As you complete the drills for each section of the UCAT, it is important to make some observations about technique and approach so that you may implement what you have learned on exam day and improve your performance.
A few very common observations students make as they study is that the first option or the option your gut instinct chooses is often the correct one. In order to efficiently study for this section, you need to focus on improving your ability to skim passages and mentally locate where the important ideas are located.
Bear in mind that you are selecting the best option, not necessarily one that is absolutely correct.
Practice different approaches as you complete UCAT drills, for example, reading the questions before reading the passage, and find out which way works best for you.
You will notice that a mastery of the simple probability mathematical techniques are required. Preparing for this section can actually be achieved by revising and practicing the probability sections of your HSC Mathematics course.

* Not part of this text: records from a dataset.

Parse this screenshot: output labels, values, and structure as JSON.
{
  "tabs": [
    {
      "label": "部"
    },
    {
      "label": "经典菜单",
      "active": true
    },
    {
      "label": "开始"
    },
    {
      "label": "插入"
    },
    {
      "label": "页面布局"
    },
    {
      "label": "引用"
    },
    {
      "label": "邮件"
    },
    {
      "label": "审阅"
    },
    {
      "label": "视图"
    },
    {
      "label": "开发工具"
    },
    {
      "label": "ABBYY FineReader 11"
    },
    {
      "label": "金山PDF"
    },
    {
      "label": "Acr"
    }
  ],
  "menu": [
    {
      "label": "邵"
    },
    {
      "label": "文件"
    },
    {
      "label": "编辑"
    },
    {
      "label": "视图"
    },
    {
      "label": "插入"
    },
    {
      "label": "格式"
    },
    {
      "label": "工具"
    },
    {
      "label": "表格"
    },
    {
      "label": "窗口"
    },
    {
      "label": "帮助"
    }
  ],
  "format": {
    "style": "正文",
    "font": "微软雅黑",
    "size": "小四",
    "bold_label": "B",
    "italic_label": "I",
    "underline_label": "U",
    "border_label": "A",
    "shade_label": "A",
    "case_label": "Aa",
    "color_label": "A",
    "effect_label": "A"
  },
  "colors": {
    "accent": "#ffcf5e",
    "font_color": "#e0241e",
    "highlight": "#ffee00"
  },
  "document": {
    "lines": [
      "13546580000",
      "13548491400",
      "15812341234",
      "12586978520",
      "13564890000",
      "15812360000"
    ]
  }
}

For this section, you need to improve your capacity for mental mathematics and computation as the in-built calculator function of the UCAT exam is rather fiddly and time-consuming to use.
Our beginner’s Guide to UCAT has all of the answers you need to understand the UCAT! Read it here.
This is arguably the most challenging section and you want to log the patterns and combinations which frequently occur in a book so that you effectively have a toolbox of approaches on exam day. A mistakes log would also prove a helpful resource for this section.
To ace this section, you need to begin to read more critically and think about scenarios in light of your limited position and ethical principles. You may find it helpful to read into codes of conduct for good medical practice and consider how principles such as patient autonomy and confidentiality can complicate decisions in the medical field.
In much the same way that each section has been broken down into a set of strategies and pitfalls to avoid in general, during your UCAT study you want to compile a list of techniques which reflect your natural strengths and weaknesses. In almost all cases, the UCAT score is considered holistically by universities and as such you want to focus on building upon your weaknesses during your preparation and playing to your strengths on exam day to maximise your mark.
While the UCAT is an aptitude style exam, there is a lot of personal improvement that can be made when you compare thinking and answers with a peer. Selecting a UCAT buddy or forming a UCAT study group will mean that you can review solutions together, as well as keep each other accountable throughout the week.
In much the same way as the ATAR, the UCAT is a currency for your entry into medical school and should be treated just as seriously.
Unlike your other subjects, you cannot possibly cram for this aptitude style test, but must dedicate frequent time to become accustomed to and increase your speed at the problem solving and critical thinking demanded.
Get the practice you need and sit a free UCAT exam with our affiliates at UCAT Masterclass. Set up your free UCAT Masterclass account here.